REQUIRED ACTION: Gather from the material every line that contains the string "Stumbverter".

[Opening DATA FOR THIS TASK section]

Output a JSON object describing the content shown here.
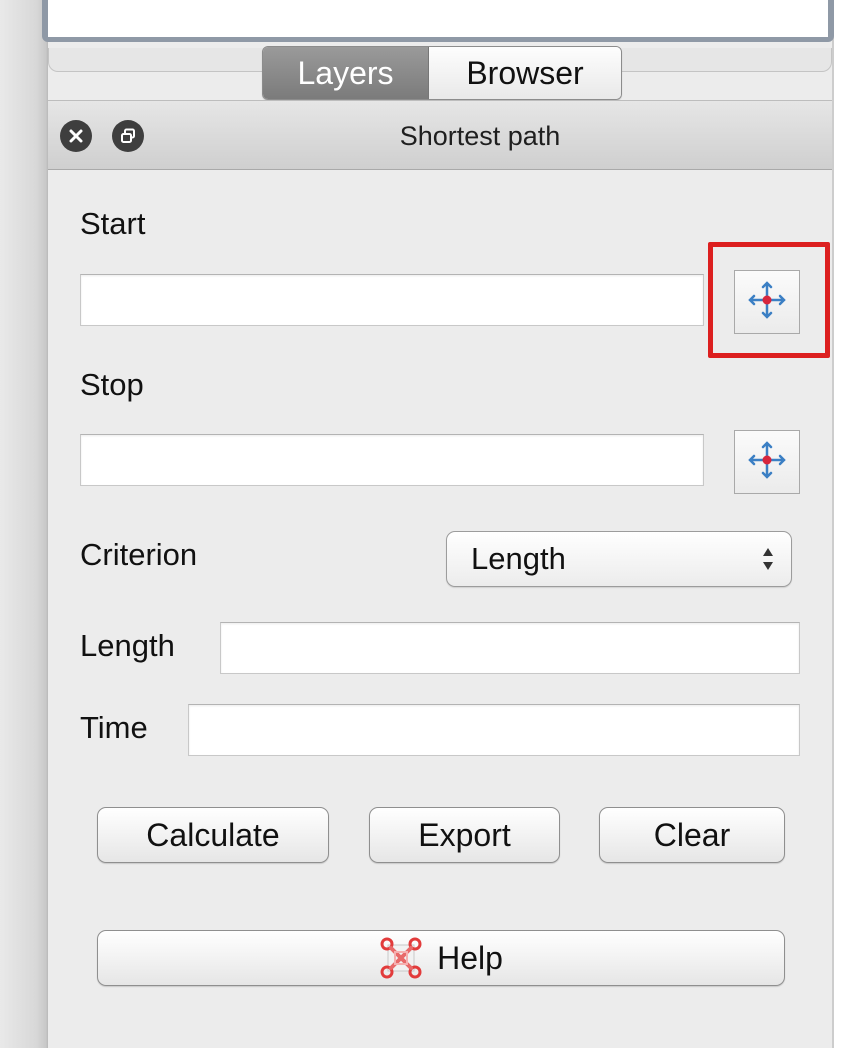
{
  "tabs": [
    {
      "label": "Layers",
      "active": true
    },
    {
      "label": "Browser",
      "active": false
    }
  ],
  "panel": {
    "title": "Shortest path",
    "close_icon": "close-icon",
    "float_icon": "float-icon"
  },
  "start": {
    "label": "Start",
    "value": "",
    "capture_icon": "capture-point-icon"
  },
  "stop": {
    "label": "Stop",
    "value": "",
    "capture_icon": "capture-point-icon"
  },
  "criterion": {
    "label": "Criterion",
    "selected": "Length"
  },
  "length": {
    "label": "Length",
    "value": ""
  },
  "time": {
    "label": "Time",
    "value": ""
  },
  "buttons": {
    "calculate": "Calculate",
    "export": "Export",
    "clear": "Clear",
    "help": "Help"
  },
  "colors": {
    "highlight": "#dc1f1f",
    "active_tab": "#8a8a8a",
    "capture_point": "#d7263d",
    "capture_arrows": "#3b7fc4"
  }
}
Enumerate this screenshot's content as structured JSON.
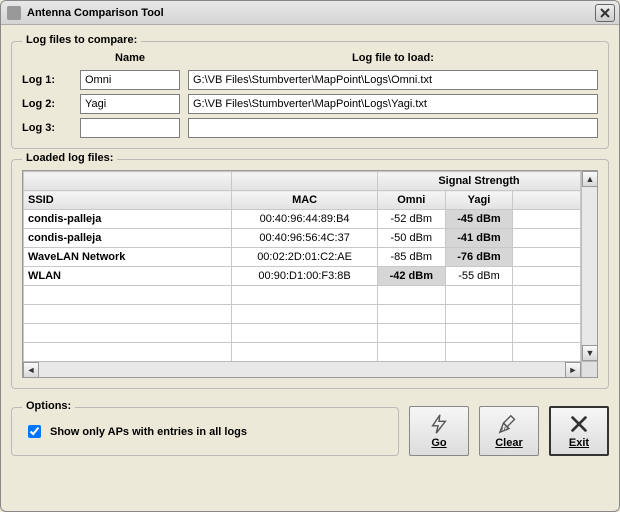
{
  "window": {
    "title": "Antenna Comparison Tool"
  },
  "group1": {
    "legend": "Log files to compare:",
    "headers": {
      "name": "Name",
      "file": "Log file to load:"
    },
    "rows": [
      {
        "label": "Log 1:",
        "name": "Omni",
        "file": "G:\\VB Files\\Stumbverter\\MapPoint\\Logs\\Omni.txt"
      },
      {
        "label": "Log 2:",
        "name": "Yagi",
        "file": "G:\\VB Files\\Stumbverter\\MapPoint\\Logs\\Yagi.txt"
      },
      {
        "label": "Log 3:",
        "name": "",
        "file": ""
      }
    ]
  },
  "group2": {
    "legend": "Loaded log files:",
    "headers": {
      "group_signal": "Signal Strength",
      "ssid": "SSID",
      "mac": "MAC",
      "omni": "Omni",
      "yagi": "Yagi"
    },
    "rows": [
      {
        "ssid": "condis-palleja",
        "mac": "00:40:96:44:89:B4",
        "omni": "-52 dBm",
        "yagi": "-45 dBm",
        "hl": "yagi"
      },
      {
        "ssid": "condis-palleja",
        "mac": "00:40:96:56:4C:37",
        "omni": "-50 dBm",
        "yagi": "-41 dBm",
        "hl": "yagi"
      },
      {
        "ssid": "WaveLAN Network",
        "mac": "00:02:2D:01:C2:AE",
        "omni": "-85 dBm",
        "yagi": "-76 dBm",
        "hl": "yagi"
      },
      {
        "ssid": "WLAN",
        "mac": "00:90:D1:00:F3:8B",
        "omni": "-42 dBm",
        "yagi": "-55 dBm",
        "hl": "omni"
      }
    ]
  },
  "options": {
    "legend": "Options:",
    "show_only_label": "Show only APs with entries in all logs",
    "show_only_checked": true
  },
  "buttons": {
    "go": "Go",
    "clear": "Clear",
    "exit": "Exit"
  }
}
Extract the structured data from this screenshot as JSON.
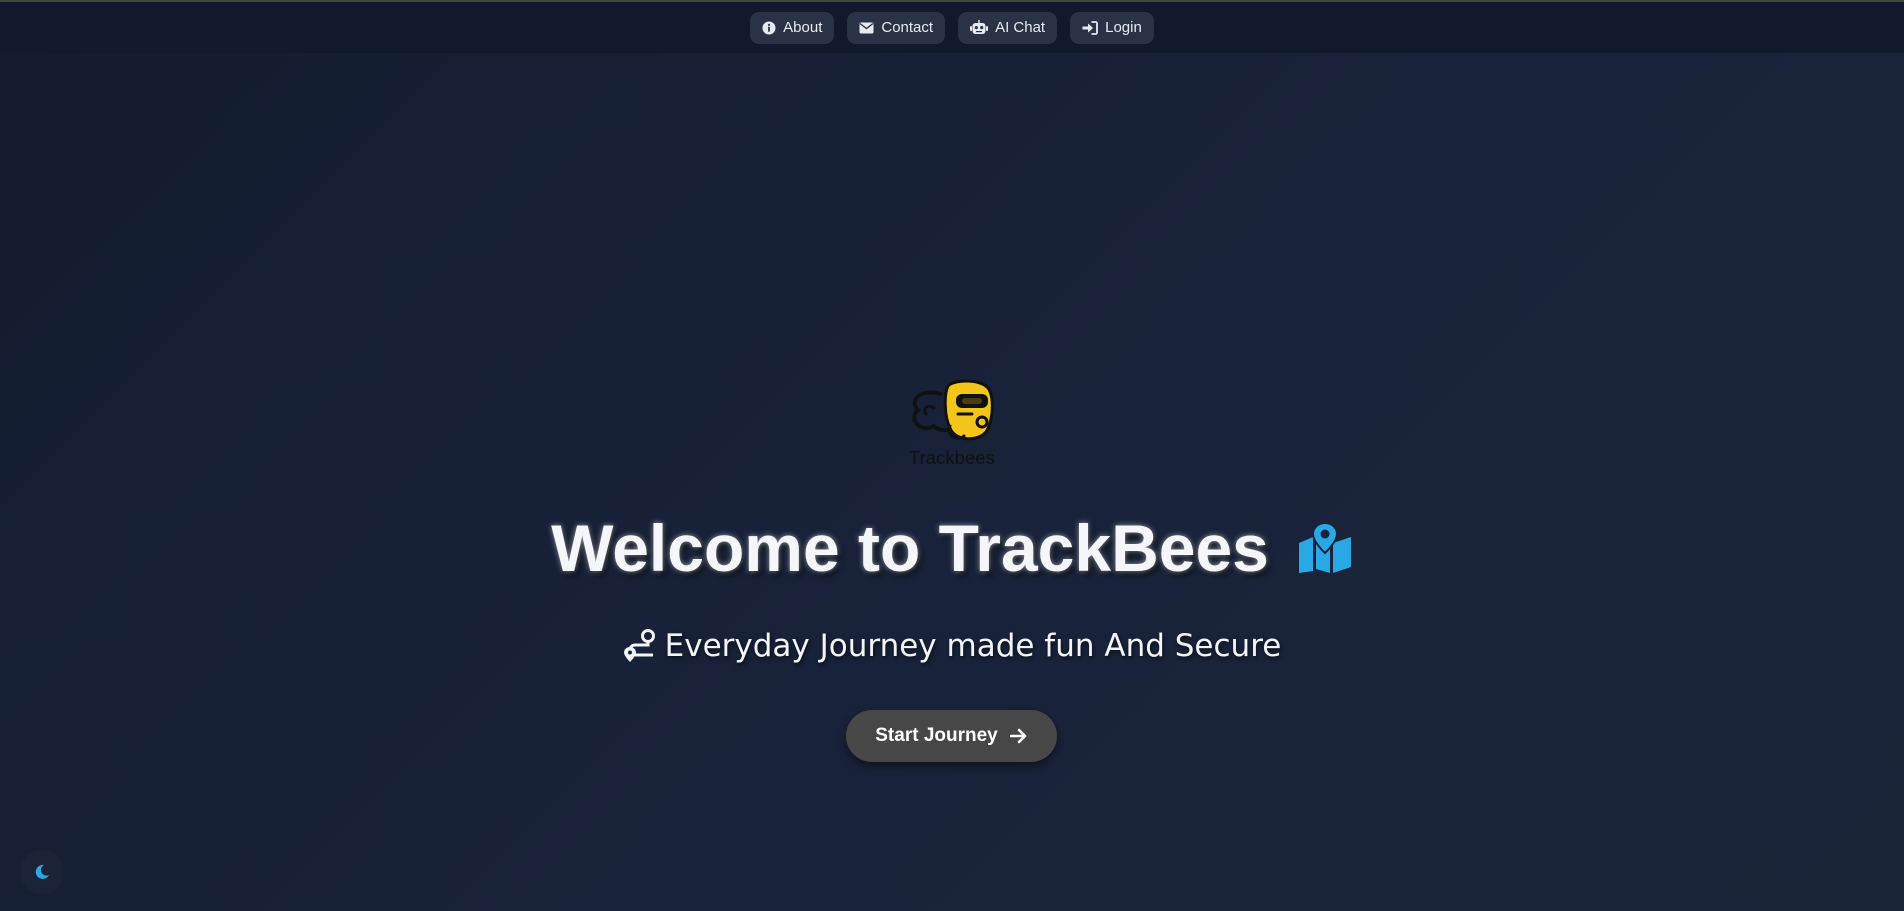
{
  "nav": {
    "items": [
      {
        "label": "About",
        "icon": "info-icon"
      },
      {
        "label": "Contact",
        "icon": "envelope-icon"
      },
      {
        "label": "AI Chat",
        "icon": "robot-icon"
      },
      {
        "label": "Login",
        "icon": "login-icon"
      }
    ]
  },
  "logo": {
    "text": "Trackbees",
    "icon": "bee-logo-icon"
  },
  "hero": {
    "title": "Welcome to TrackBees",
    "title_icon": "map-location-icon",
    "subtitle": "Everyday Journey made fun And Secure",
    "subtitle_icon": "route-icon",
    "cta_label": "Start Journey",
    "cta_icon": "arrow-right-icon"
  },
  "theme_toggle": {
    "icon": "moon-icon"
  },
  "colors": {
    "background": "#18223a",
    "navbar": "#111a2c",
    "nav_button": "#2a3346",
    "accent_blue": "#29a8e6",
    "logo_yellow": "#f3c51a",
    "cta_button": "#484747"
  }
}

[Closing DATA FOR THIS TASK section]

EXERCISE SOLUTION:
        "file": "G:\\VB Files\\Stumbverter\\MapPoint\\Logs\\Omni.txt"
        "file": "G:\\VB Files\\Stumbverter\\MapPoint\\Logs\\Yagi.txt"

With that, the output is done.